Input
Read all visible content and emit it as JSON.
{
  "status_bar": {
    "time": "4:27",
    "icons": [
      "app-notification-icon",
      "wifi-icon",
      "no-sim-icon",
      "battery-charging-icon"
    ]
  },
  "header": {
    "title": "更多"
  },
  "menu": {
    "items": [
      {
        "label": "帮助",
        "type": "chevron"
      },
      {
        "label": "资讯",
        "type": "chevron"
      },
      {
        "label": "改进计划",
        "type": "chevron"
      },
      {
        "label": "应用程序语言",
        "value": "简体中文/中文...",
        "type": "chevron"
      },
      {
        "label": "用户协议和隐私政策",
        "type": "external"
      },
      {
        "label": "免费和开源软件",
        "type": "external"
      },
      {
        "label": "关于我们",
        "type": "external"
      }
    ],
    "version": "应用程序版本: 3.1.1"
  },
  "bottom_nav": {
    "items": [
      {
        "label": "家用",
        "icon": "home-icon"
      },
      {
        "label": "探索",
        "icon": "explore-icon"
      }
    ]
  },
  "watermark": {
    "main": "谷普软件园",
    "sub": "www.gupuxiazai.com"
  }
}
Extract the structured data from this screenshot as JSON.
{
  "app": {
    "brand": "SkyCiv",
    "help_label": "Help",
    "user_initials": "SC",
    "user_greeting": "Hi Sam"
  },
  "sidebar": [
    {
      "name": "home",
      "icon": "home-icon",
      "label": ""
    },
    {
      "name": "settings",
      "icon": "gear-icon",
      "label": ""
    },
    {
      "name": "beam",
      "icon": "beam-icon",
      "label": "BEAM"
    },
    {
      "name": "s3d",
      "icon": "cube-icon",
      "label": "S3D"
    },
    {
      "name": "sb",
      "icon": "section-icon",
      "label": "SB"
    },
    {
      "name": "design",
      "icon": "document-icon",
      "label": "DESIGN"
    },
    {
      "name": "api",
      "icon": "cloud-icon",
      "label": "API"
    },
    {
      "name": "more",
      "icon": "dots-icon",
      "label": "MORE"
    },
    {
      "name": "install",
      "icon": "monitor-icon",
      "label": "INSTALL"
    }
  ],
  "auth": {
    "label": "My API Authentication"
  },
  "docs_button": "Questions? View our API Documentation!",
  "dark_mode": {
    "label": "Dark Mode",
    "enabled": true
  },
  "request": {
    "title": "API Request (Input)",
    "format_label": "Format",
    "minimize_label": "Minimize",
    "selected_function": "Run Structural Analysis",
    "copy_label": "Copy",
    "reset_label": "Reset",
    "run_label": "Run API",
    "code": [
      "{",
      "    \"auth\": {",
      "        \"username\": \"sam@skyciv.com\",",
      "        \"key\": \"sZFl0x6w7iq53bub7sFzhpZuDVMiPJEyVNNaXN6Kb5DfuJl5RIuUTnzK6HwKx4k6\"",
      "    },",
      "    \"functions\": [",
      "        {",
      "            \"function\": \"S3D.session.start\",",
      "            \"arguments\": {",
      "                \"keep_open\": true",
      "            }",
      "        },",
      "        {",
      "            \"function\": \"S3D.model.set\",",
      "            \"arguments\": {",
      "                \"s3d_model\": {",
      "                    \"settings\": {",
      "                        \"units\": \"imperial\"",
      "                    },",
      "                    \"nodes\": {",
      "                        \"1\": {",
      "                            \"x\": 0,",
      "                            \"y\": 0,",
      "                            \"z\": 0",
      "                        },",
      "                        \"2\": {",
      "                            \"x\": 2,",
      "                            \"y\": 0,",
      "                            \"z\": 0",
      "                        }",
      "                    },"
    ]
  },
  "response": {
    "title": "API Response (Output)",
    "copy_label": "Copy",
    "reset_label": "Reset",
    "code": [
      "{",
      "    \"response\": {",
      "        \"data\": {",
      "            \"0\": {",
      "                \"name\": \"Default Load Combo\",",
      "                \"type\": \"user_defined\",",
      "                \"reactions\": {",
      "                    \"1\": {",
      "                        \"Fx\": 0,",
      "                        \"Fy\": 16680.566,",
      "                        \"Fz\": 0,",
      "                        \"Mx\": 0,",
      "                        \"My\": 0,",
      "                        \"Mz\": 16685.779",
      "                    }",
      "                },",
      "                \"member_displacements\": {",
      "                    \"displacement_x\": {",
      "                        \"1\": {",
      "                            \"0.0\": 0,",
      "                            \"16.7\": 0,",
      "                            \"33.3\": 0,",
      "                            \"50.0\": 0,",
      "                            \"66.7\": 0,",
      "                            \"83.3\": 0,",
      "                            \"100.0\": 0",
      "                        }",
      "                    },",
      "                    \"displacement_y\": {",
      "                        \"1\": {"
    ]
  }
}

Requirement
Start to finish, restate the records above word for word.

Output
Read all visible content and emit it as JSON.
{
  "status_bar": {
    "time": "4:27",
    "icons": [
      "app-notification-icon",
      "wifi-icon",
      "no-sim-icon",
      "battery-charging-icon"
    ]
  },
  "header": {
    "title": "更多"
  },
  "menu": {
    "items": [
      {
        "label": "帮助",
        "type": "chevron"
      },
      {
        "label": "资讯",
        "type": "chevron"
      },
      {
        "label": "改进计划",
        "type": "chevron"
      },
      {
        "label": "应用程序语言",
        "value": "简体中文/中文...",
        "type": "chevron"
      },
      {
        "label": "用户协议和隐私政策",
        "type": "external"
      },
      {
        "label": "免费和开源软件",
        "type": "external"
      },
      {
        "label": "关于我们",
        "type": "external"
      }
    ],
    "version": "应用程序版本: 3.1.1"
  },
  "bottom_nav": {
    "items": [
      {
        "label": "家用",
        "icon": "home-icon"
      },
      {
        "label": "探索",
        "icon": "explore-icon"
      }
    ]
  },
  "watermark": {
    "main": "谷普软件园",
    "sub": "www.gupuxiazai.com"
  }
}
Extract the structured data from this screenshot as JSON.
{
  "app": {
    "brand": "SkyCiv",
    "help_label": "Help",
    "user_initials": "SC",
    "user_greeting": "Hi Sam"
  },
  "sidebar": [
    {
      "name": "home",
      "icon": "home-icon",
      "label": ""
    },
    {
      "name": "settings",
      "icon": "gear-icon",
      "label": ""
    },
    {
      "name": "beam",
      "icon": "beam-icon",
      "label": "BEAM"
    },
    {
      "name": "s3d",
      "icon": "cube-icon",
      "label": "S3D"
    },
    {
      "name": "sb",
      "icon": "section-icon",
      "label": "SB"
    },
    {
      "name": "design",
      "icon": "document-icon",
      "label": "DESIGN"
    },
    {
      "name": "api",
      "icon": "cloud-icon",
      "label": "API"
    },
    {
      "name": "more",
      "icon": "dots-icon",
      "label": "MORE"
    },
    {
      "name": "install",
      "icon": "monitor-icon",
      "label": "INSTALL"
    }
  ],
  "auth": {
    "label": "My API Authentication"
  },
  "docs_button": "Questions? View our API Documentation!",
  "dark_mode": {
    "label": "Dark Mode",
    "enabled": true
  },
  "request": {
    "title": "API Request (Input)",
    "format_label": "Format",
    "minimize_label": "Minimize",
    "selected_function": "Run Structural Analysis",
    "copy_label": "Copy",
    "reset_label": "Reset",
    "run_label": "Run API",
    "code": [
      "{",
      "    \"auth\": {",
      "        \"username\": \"sam@skyciv.com\",",
      "        \"key\": \"sZFl0x6w7iq53bub7sFzhpZuDVMiPJEyVNNaXN6Kb5DfuJl5RIuUTnzK6HwKx4k6\"",
      "    },",
      "    \"functions\": [",
      "        {",
      "            \"function\": \"S3D.session.start\",",
      "            \"arguments\": {",
      "                \"keep_open\": true",
      "            }",
      "        },",
      "        {",
      "            \"function\": \"S3D.model.set\",",
      "            \"arguments\": {",
      "                \"s3d_model\": {",
      "                    \"settings\": {",
      "                        \"units\": \"imperial\"",
      "                    },",
      "                    \"nodes\": {",
      "                        \"1\": {",
      "                            \"x\": 0,",
      "                            \"y\": 0,",
      "                            \"z\": 0",
      "                        },",
      "                        \"2\": {",
      "                            \"x\": 2,",
      "                            \"y\": 0,",
      "                            \"z\": 0",
      "                        }",
      "                    },"
    ]
  },
  "response": {
    "title": "API Response (Output)",
    "copy_label": "Copy",
    "reset_label": "Reset",
    "code": [
      "{",
      "    \"response\": {",
      "        \"data\": {",
      "            \"0\": {",
      "                \"name\": \"Default Load Combo\",",
      "                \"type\": \"user_defined\",",
      "                \"reactions\": {",
      "                    \"1\": {",
      "                        \"Fx\": 0,",
      "                        \"Fy\": 16680.566,",
      "                        \"Fz\": 0,",
      "                        \"Mx\": 0,",
      "                        \"My\": 0,",
      "                        \"Mz\": 16685.779",
      "                    }",
      "                },",
      "                \"member_displacements\": {",
      "                    \"displacement_x\": {",
      "                        \"1\": {",
      "                            \"0.0\": 0,",
      "                            \"16.7\": 0,",
      "                            \"33.3\": 0,",
      "                            \"50.0\": 0,",
      "                            \"66.7\": 0,",
      "                            \"83.3\": 0,",
      "                            \"100.0\": 0",
      "                        }",
      "                    },",
      "                    \"displacement_y\": {",
      "                        \"1\": {"
    ]
  }
}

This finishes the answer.